# Exercise instructions
Check every line of the data below for "JSON". Copy each one that has it.

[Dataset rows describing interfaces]
---

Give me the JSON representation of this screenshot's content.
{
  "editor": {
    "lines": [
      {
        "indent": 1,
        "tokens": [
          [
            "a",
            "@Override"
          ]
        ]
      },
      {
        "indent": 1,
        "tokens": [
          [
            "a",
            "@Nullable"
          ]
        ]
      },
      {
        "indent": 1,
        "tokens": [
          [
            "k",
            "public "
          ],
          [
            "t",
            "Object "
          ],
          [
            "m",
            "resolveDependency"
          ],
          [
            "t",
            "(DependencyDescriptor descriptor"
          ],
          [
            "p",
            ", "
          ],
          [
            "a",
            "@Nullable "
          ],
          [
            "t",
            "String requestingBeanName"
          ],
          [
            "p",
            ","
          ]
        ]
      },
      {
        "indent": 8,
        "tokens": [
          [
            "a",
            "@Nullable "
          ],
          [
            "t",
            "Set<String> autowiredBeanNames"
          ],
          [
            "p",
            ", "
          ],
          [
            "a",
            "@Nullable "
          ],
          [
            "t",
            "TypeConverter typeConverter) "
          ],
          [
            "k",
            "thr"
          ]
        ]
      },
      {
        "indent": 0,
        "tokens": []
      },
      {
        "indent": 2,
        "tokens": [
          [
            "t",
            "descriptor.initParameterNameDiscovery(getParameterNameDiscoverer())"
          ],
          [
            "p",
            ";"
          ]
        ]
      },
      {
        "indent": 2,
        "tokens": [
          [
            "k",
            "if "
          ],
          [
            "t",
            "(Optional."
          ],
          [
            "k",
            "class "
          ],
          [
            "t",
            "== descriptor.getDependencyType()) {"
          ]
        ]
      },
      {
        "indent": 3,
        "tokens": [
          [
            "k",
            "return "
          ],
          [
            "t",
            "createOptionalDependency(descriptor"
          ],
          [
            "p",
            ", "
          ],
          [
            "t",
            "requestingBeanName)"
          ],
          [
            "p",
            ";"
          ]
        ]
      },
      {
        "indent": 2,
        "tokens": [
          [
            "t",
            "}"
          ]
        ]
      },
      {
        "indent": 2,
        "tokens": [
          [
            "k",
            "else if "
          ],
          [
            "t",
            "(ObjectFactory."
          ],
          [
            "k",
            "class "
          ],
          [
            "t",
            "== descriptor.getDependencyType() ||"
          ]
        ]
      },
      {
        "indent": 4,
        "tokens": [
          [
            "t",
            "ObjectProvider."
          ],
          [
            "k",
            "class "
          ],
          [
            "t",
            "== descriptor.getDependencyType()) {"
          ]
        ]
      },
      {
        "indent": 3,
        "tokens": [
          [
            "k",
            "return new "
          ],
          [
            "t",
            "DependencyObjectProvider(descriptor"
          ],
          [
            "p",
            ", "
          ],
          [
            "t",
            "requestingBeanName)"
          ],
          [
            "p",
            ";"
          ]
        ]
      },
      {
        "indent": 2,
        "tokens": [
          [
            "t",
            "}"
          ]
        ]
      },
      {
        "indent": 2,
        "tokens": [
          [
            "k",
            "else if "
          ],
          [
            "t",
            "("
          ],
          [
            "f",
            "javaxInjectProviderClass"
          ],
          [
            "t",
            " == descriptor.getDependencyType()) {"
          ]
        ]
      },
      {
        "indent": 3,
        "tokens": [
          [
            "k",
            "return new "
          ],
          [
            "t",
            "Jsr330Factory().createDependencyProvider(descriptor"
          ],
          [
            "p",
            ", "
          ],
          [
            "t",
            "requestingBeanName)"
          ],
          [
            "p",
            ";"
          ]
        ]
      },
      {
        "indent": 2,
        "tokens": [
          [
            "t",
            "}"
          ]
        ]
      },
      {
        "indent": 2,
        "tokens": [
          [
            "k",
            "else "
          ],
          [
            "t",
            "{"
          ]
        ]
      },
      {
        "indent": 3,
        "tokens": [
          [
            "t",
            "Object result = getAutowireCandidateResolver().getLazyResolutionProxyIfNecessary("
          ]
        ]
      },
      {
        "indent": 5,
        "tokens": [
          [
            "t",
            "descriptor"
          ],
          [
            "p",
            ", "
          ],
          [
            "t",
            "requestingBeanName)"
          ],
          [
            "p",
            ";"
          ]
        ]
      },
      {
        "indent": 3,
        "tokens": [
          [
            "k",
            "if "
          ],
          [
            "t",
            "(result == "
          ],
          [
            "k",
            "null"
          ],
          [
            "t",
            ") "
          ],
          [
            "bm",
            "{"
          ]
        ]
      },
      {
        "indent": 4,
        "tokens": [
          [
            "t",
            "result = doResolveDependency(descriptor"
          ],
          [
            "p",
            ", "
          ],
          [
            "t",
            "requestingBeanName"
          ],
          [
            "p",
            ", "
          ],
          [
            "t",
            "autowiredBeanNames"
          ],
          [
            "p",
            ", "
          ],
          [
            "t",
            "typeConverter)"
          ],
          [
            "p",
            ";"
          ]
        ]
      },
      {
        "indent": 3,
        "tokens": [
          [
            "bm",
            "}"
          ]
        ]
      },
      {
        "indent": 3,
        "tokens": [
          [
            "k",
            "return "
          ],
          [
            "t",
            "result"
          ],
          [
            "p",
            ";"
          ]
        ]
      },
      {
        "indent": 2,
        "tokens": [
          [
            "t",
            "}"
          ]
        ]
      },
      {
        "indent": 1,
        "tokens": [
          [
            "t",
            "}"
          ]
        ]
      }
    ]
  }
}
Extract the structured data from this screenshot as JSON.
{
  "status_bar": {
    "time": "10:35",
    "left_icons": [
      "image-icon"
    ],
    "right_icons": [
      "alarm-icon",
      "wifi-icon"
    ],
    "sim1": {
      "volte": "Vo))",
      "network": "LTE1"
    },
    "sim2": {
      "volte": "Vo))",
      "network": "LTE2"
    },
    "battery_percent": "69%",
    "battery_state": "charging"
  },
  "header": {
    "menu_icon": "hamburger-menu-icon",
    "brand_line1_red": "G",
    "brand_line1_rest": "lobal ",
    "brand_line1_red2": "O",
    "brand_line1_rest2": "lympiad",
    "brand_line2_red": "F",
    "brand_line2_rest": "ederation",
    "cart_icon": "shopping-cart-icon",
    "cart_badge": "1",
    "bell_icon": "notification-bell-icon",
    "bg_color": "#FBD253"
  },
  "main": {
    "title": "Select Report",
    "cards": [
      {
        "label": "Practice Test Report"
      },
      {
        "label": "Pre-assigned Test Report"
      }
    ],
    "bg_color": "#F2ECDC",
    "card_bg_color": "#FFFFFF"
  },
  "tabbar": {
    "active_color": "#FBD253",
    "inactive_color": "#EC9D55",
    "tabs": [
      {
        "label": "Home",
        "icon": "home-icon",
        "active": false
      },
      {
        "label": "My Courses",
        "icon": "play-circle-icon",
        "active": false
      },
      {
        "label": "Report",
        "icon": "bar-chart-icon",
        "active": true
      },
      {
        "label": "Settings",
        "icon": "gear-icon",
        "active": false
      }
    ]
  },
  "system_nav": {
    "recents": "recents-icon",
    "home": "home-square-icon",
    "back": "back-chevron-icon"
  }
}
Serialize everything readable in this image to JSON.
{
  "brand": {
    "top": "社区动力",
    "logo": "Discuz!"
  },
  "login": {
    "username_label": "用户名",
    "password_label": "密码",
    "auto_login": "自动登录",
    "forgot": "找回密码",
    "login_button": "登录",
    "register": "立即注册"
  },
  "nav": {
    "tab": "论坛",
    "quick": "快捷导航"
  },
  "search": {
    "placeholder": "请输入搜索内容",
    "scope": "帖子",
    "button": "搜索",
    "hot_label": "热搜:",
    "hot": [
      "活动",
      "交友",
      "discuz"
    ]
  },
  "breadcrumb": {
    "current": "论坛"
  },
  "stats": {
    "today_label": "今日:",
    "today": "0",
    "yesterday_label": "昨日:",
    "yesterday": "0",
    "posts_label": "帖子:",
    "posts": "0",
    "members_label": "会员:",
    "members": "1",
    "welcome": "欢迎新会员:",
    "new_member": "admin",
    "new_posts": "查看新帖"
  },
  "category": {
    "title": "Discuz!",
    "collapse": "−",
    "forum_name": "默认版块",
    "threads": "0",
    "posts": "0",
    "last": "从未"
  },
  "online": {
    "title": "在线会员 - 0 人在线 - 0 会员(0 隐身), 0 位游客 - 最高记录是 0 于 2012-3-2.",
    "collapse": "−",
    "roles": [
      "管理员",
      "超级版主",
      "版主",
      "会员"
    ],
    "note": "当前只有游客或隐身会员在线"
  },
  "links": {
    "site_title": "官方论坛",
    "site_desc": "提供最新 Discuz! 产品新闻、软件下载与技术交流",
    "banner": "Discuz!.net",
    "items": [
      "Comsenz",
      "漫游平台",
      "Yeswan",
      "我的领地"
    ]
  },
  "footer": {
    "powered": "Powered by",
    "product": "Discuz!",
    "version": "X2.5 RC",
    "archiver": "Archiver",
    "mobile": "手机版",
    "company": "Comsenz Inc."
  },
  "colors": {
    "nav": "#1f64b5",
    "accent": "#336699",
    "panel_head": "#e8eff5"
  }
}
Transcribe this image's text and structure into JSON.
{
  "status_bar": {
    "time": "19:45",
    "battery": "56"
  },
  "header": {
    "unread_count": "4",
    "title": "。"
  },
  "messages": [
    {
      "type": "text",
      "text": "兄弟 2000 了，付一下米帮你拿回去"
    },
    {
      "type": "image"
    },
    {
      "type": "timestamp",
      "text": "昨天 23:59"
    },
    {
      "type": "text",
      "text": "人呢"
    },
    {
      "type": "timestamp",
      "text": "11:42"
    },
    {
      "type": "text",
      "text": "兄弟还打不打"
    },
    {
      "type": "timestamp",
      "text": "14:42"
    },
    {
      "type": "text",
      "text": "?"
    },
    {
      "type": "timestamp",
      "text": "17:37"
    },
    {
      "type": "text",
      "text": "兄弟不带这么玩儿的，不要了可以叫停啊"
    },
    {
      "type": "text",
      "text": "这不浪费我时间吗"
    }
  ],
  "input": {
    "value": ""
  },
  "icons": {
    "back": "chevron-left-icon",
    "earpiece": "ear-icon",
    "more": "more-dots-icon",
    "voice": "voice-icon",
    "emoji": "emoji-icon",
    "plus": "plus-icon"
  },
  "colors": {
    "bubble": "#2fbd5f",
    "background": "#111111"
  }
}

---

# Written solution
Give me the JSON representation of this screenshot's content.
Extract the structured data from this screenshot as JSON.
Serialize everything readable in this image to JSON.
Transcribe this image's text and structure into JSON.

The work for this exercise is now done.